Older Americans Month (OAM) is proclaimed annually in May by the U.S. President.
A meeting in April 1963 between US President John F. Kennedy and members of the National Council of Senior Citizens led to designating May as “Senior Citizens Month,” the prelude to “Older Americans Month.”
Over the years, the Administration for Community Living (ACL) leads the observance of Older Americans Month.
ACL has resources to help lead our nation’s observance of OAM.
The first OAM theme was “Older Americans and the Family” in 1978. This year 2020 theme is “Make Your Mark” in which the goal is to encourage and celebrate countless contributions that older adults make to our communities. It would highlight the difference everyone can make in the lives of older adults, in support of caregivers, and to strengthen communities. https://acl.gov/oam/history
Older Americans Month is celebrated across the country through ceremonies, events, fairs, and other such activities.
Membership Organizations Serving the Deaf Community (OSD)
When Older Americans Month was established in 1963, only 17 million Americans had reached their 65th birthday; a third of them lived in poverty. There were a few national programs to meet their needs https://cdelaw.wordpress.com
In 1979, Hearing Loss Association of America (HLLA) with the leadership of the late Howard E. “Rocky” Stone was founded. https://www.hearingloss.org/about-hlaa
In 1992, Deaf Seniors of America, Inc. (DSA) with the leadership of the late Ralph White was founded. https://deafseniors.us/about-dsa
HLAA has developed the programs and events for older Americans with hearing loss, in which tools they strive to work with HLAA Chapters and State Organization for observing the month. https://www.hearingloss.org/chapters-state-orgs/find-a-chapter
DSA is an affiliate of the NAD. One of its seven sections is Senior Citizens. In 2007, they developed the first-ever joint project called “Senior Resources” in which it lists social gathering sites, senior housing, hospice, and other deaf-friendly facilities. https://www.nad.org/seniors/senior-resources
The three following older Americans – Amanda Boxer, Mary Sue Boxer, both of Maryland and Joanne Williams of Nevada – indeed “made the mark” for the difference they made in the lives of older adults and to strengthen both deaf communities and library communities today.
Senior Resources is one of the most important deaf cultural resources for the library of the future! Deaf Culture Digital Library (DCDL)
The American Library Association.

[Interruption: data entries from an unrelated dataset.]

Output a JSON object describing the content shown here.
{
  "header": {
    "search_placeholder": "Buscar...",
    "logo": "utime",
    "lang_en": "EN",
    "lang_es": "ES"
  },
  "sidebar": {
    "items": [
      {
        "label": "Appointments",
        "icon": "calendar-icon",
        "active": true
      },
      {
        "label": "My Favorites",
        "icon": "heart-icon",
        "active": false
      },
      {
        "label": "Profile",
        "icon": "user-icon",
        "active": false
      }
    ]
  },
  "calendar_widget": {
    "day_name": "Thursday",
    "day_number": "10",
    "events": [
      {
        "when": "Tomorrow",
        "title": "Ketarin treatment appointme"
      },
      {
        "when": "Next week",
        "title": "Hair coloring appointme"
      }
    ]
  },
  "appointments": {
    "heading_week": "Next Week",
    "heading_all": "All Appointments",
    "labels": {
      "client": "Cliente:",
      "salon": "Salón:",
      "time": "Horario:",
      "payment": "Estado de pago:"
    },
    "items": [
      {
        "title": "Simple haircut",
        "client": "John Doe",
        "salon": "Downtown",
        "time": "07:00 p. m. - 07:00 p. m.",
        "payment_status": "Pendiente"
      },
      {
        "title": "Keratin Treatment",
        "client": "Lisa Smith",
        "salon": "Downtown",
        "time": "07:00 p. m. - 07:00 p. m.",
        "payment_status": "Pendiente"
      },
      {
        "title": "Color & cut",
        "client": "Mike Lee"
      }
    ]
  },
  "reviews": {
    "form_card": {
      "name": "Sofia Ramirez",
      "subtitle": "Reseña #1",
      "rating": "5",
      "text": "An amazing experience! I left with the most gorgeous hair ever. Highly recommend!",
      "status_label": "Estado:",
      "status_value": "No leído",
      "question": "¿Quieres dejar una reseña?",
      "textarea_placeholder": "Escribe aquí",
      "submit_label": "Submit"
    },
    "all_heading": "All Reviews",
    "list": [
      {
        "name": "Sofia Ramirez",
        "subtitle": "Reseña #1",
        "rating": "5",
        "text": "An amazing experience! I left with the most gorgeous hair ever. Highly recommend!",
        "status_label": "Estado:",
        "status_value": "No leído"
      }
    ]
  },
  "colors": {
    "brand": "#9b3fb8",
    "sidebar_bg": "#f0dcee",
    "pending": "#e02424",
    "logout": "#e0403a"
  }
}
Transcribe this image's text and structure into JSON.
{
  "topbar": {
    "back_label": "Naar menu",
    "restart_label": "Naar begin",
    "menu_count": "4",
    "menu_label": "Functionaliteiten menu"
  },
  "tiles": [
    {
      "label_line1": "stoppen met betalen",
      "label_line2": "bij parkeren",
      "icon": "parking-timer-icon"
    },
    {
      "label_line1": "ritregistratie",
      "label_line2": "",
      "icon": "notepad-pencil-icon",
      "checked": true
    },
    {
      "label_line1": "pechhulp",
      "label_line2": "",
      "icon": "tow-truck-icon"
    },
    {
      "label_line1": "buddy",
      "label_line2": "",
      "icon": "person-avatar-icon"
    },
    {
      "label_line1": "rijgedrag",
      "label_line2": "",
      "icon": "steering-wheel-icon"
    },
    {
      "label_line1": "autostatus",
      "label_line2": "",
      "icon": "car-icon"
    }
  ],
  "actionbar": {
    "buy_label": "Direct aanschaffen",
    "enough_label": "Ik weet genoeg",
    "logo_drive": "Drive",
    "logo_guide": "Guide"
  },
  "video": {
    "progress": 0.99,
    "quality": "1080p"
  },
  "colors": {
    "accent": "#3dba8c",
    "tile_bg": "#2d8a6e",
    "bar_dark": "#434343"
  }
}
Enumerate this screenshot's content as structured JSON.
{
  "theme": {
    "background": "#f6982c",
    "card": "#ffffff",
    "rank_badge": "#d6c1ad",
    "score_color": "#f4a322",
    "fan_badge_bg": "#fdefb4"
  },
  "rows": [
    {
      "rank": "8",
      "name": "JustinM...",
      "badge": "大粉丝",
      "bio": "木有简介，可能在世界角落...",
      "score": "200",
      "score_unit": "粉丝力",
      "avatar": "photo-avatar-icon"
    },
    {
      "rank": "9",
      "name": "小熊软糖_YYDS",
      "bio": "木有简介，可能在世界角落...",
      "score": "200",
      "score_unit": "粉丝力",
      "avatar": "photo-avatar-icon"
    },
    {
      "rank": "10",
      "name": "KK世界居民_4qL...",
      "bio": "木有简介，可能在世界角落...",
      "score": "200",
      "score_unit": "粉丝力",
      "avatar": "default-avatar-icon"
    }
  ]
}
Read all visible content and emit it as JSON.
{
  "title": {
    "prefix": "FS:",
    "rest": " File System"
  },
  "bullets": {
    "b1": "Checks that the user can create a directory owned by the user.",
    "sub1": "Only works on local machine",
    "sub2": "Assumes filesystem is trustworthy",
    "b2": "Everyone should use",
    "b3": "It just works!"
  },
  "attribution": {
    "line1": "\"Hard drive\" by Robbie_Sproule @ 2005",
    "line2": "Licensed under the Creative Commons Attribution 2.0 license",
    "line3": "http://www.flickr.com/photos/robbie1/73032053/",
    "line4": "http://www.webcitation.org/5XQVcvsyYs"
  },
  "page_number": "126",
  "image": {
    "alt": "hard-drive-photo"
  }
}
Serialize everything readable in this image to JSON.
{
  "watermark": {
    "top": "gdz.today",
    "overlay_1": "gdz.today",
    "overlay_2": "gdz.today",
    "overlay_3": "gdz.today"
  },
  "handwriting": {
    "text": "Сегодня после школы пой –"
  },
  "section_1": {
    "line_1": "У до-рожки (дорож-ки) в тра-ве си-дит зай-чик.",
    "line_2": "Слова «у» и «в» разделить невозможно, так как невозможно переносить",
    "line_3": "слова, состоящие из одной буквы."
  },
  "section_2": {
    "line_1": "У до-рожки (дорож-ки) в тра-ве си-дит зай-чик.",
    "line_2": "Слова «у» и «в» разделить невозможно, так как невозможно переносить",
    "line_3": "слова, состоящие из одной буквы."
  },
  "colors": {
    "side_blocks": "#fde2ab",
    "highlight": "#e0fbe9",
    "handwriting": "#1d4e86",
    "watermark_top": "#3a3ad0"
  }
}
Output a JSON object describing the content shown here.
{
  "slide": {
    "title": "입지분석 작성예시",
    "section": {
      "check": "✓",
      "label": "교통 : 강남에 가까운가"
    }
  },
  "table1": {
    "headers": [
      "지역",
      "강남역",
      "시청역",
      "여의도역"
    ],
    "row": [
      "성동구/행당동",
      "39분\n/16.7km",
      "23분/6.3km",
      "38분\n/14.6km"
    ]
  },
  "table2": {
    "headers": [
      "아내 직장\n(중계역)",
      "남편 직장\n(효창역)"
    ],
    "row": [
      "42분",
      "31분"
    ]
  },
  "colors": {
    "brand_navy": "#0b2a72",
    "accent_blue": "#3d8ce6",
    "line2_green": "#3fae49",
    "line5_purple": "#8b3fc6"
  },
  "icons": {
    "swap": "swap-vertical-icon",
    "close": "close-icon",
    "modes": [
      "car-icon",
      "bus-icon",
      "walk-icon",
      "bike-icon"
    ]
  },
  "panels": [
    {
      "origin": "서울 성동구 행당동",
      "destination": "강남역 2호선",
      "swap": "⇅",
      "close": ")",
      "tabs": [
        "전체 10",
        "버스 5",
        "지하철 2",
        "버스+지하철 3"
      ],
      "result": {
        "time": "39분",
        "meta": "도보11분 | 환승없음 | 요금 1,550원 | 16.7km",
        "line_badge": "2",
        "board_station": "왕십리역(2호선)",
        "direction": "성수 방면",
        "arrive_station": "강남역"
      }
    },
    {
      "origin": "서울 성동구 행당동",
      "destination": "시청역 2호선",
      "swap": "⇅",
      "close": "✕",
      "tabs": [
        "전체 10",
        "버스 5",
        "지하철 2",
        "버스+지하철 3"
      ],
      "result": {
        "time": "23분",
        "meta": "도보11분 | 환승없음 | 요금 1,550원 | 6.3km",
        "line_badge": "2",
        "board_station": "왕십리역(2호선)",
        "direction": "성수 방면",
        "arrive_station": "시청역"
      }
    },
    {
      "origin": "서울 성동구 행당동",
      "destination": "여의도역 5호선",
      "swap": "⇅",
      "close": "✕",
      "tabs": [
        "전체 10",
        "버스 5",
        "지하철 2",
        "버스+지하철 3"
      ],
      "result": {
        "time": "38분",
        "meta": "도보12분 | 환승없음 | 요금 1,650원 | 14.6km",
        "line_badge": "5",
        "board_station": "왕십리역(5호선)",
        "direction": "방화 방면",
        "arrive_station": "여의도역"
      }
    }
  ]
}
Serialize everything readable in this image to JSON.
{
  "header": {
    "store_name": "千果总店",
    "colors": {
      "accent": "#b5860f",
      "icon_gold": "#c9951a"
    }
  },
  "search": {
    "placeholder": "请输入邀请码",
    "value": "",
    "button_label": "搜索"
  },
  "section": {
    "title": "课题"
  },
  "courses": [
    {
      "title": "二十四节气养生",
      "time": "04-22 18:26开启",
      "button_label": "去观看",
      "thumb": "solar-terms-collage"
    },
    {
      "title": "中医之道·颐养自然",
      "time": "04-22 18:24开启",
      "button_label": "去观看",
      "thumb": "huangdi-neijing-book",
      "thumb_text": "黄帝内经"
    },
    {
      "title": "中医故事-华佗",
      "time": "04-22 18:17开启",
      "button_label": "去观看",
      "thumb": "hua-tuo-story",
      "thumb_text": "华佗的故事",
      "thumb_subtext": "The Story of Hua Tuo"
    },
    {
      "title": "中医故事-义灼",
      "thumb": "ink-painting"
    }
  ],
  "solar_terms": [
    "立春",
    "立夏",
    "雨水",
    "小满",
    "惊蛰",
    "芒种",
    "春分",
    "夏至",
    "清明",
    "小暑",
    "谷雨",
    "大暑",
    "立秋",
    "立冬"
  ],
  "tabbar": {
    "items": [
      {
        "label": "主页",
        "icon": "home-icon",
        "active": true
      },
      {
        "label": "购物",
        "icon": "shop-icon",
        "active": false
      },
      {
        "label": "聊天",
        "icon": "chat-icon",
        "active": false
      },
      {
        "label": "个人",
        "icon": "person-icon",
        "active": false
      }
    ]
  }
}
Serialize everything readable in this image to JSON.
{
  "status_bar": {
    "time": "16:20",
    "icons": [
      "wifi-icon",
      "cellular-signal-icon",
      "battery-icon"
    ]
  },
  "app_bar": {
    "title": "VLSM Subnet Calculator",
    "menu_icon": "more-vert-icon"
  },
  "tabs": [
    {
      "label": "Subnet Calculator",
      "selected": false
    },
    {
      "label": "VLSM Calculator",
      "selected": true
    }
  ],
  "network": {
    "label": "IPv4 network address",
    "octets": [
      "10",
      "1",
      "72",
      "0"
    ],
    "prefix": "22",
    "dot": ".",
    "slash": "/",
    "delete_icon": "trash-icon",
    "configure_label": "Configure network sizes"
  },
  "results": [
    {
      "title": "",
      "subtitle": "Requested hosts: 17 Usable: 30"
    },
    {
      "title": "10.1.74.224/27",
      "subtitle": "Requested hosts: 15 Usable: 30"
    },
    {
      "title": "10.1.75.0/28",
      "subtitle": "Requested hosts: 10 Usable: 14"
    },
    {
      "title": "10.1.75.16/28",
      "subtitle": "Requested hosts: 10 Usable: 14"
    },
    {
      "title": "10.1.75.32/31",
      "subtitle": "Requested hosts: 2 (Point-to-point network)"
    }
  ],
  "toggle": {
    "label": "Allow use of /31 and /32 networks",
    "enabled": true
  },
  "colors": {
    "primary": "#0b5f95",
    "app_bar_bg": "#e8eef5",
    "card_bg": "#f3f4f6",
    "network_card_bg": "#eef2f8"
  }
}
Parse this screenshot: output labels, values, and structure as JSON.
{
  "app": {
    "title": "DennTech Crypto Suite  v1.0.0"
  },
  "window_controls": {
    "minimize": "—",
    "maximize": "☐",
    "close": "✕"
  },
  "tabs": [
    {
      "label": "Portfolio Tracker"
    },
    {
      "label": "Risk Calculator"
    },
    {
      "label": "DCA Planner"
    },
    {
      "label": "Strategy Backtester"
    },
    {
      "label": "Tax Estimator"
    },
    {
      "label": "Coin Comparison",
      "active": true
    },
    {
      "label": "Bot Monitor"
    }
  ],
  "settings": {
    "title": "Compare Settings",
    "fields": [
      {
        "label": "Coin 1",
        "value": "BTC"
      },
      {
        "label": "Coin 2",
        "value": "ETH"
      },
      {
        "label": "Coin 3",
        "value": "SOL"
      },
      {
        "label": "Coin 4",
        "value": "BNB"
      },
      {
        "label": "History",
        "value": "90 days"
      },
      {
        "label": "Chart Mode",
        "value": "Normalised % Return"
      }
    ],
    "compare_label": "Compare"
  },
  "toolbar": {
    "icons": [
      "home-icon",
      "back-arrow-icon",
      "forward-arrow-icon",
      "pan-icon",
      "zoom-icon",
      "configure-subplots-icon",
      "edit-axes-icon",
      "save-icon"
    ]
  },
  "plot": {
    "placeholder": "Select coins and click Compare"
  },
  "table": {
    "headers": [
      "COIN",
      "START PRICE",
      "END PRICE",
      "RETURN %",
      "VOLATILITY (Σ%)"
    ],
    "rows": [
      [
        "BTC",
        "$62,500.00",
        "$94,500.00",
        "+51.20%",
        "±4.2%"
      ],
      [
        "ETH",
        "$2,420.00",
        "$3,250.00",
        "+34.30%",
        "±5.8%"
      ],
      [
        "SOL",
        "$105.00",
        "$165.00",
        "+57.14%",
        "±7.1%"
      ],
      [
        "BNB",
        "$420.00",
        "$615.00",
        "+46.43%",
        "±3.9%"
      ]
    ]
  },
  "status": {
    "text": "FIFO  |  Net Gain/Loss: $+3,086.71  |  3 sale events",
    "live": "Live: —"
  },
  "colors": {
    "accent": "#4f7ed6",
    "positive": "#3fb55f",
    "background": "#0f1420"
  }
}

One of its divisions, Reference and User Services Association has resources on the aging population and older adults. E.g. Guidelines for Library Services with 60+ Audience: Best Practices, created by its Reference Services Section. http://www.ala.org/tools/atoz/older-adults